There’s something else at work here beyond just an addiction to adrenaline. Oh, how I hate for it to be true, and yet digging down deeply enough reveals its ugly presence—-pride. Truly, it feels good to be needed. It feels important to be so busy.
When I run around in a breathless pace, doing, doing, doing all the time, I act as if the world depends on me to function, as if me sitting down for 15 minutes would create cosmic meltdown.
And that’s why God, from the very first week of creation, instituted a Sabbath rest. It wasn’t for His benefit, as if the Almighty God who created a sun, moon, and planet with the power of His words grew weary and needed to sleep. No, the Sabbath was not for God. Instead, Jesus “said to them, ‘The Sabbath was made for man” (Mark 2:27).
He created a day of rest for you and me. It’s a reminder that the universe can exist without our involvement and labor. It’s a re-ordering of our perspective, so that we remember it is God who is essential and not us.
So often, we forget that our jobs, our families, our ministries, our relationships, our everything depend not on our ability, but on God’s power.
We stress about meetings because we think everything relies on how well we present ourselves.
We plot out conversations because we think the outcome depends on the words we choose.
We think. We plan. We do. We fix. We busy ourselves. We worry. We analyze. We lose sleep.
God knows the pride that burrows itself into our hearts; the tentacles it wraps around us as we seek fulfillment in accomplishments, in tasks completed, in people depending on us. I’ve written it before and yet need the reminder of my own words:

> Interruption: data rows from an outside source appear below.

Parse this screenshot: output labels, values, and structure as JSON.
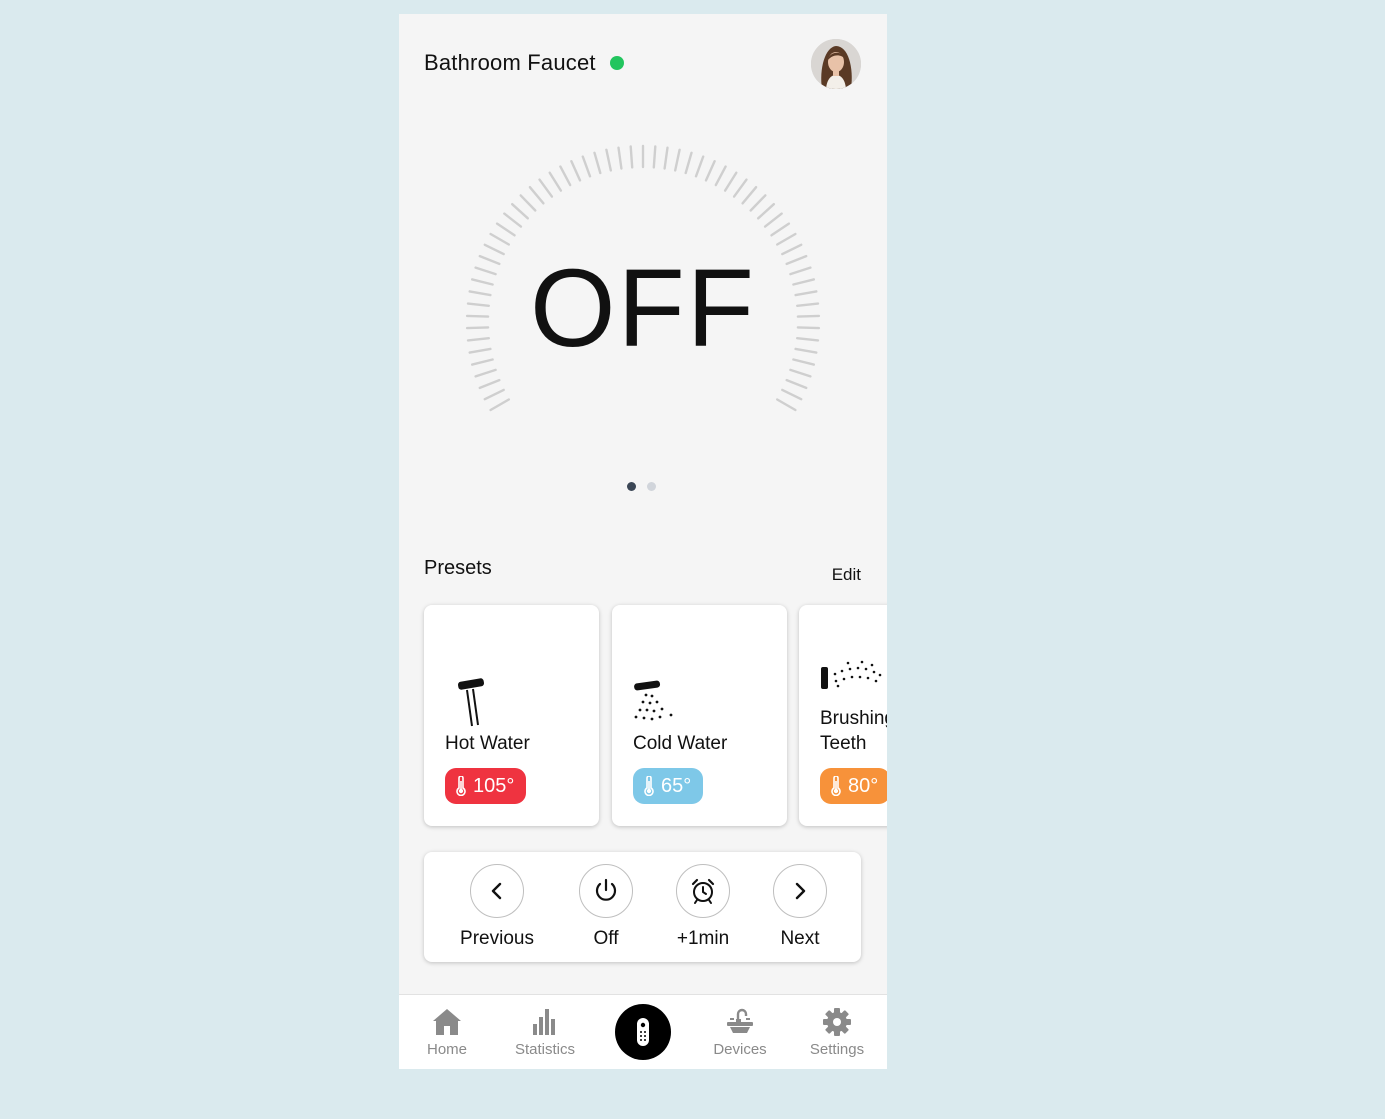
{
  "header": {
    "title": "Bathroom Faucet",
    "status_color": "#22c55e"
  },
  "dial": {
    "state": "OFF"
  },
  "pager": {
    "total": 2,
    "active": 1
  },
  "presets": {
    "title": "Presets",
    "edit_label": "Edit",
    "items": [
      {
        "label": "Hot Water",
        "temp": "105°",
        "color": "#ef3340",
        "icon": "faucet-stream-icon"
      },
      {
        "label": "Cold Water",
        "temp": "65°",
        "color": "#7ec8e8",
        "icon": "faucet-drops-icon"
      },
      {
        "label": "Brushing\nTeeth",
        "temp": "80°",
        "color": "#f7923a",
        "icon": "spray-icon"
      }
    ]
  },
  "controls": {
    "previous_label": "Previous",
    "off_label": "Off",
    "plus_min_label": "+1min",
    "next_label": "Next"
  },
  "nav": {
    "home_label": "Home",
    "statistics_label": "Statistics",
    "devices_label": "Devices",
    "settings_label": "Settings"
  }
}
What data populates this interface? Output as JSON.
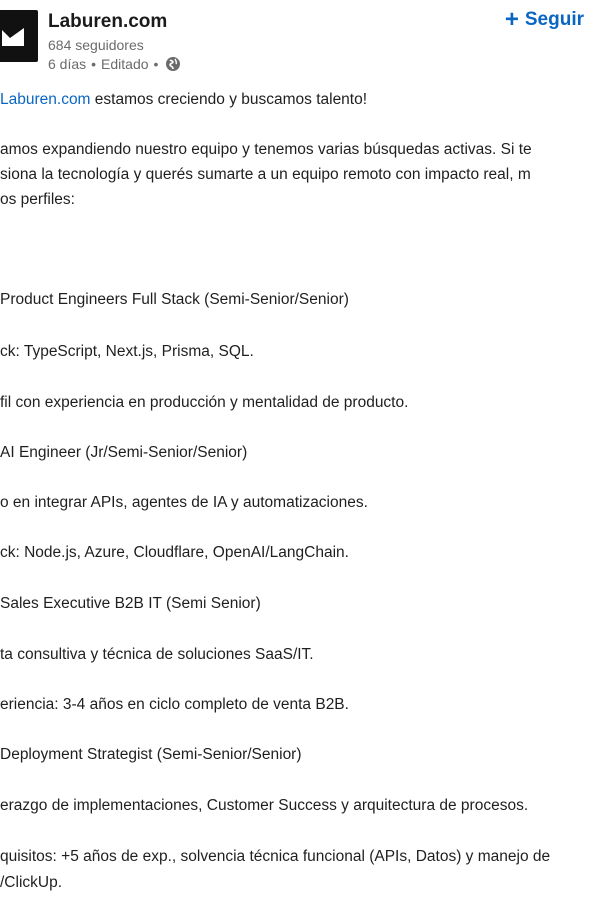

I’ve seen many women engage in Busyness Battles with each other. We ask each other what seems like such a simple question, such as “What have you been up to lately?” or “Have you been busy?” Then, like a Wild West shootout, we breathlessly list our every activity in an effort to “out-busy” the other woman. The prize? The personal pride that we are more stressed than the woman we are talking to. Don’t be embarrassed to concede defeat and say, “Well, I’ve been focusing on de-stressing. On Sunday, I watched a movie with my family and then read some of my book.” You may have lost the shoot-out, but who wants the title of “Most Stressed Woman” anyway?
I read this week that Craig Groeschel, in his book Weird, recommends a to-don’t list. It’s a tool for those like me who find inactivity takes effort, to help me choose sitting on the deck while my daughters color with sidewalk chalk over doing laundry or choose pushing my baby girl in her swing and listening to her giggles turn to belly laughs over planning church programs.
This isn’t about rules, regulations and law. It isn’t about Pharisaical hypocrisy and legalism. It’s about rest and rest is about a humble stepping aside and the placing and continual re-placing of God in control of our lives.
For further thoughts, check out:
- Weird, by Craig Groeschel.
- I Am Not, But I Know I AM by Louie Giglio
- Keeping the Sabbath Holy and Practical
Heather King is a wife, mom, Bible Study teacher, writer for www.myfrienddebbie.com and worship leader. Most importantly, she is a Christ follower with a desire to help others apply the Bible to everyday life with all its mess, noise, and busyness. To read more devotionals by Heather King, click here.
Copyright © 2012 Heather King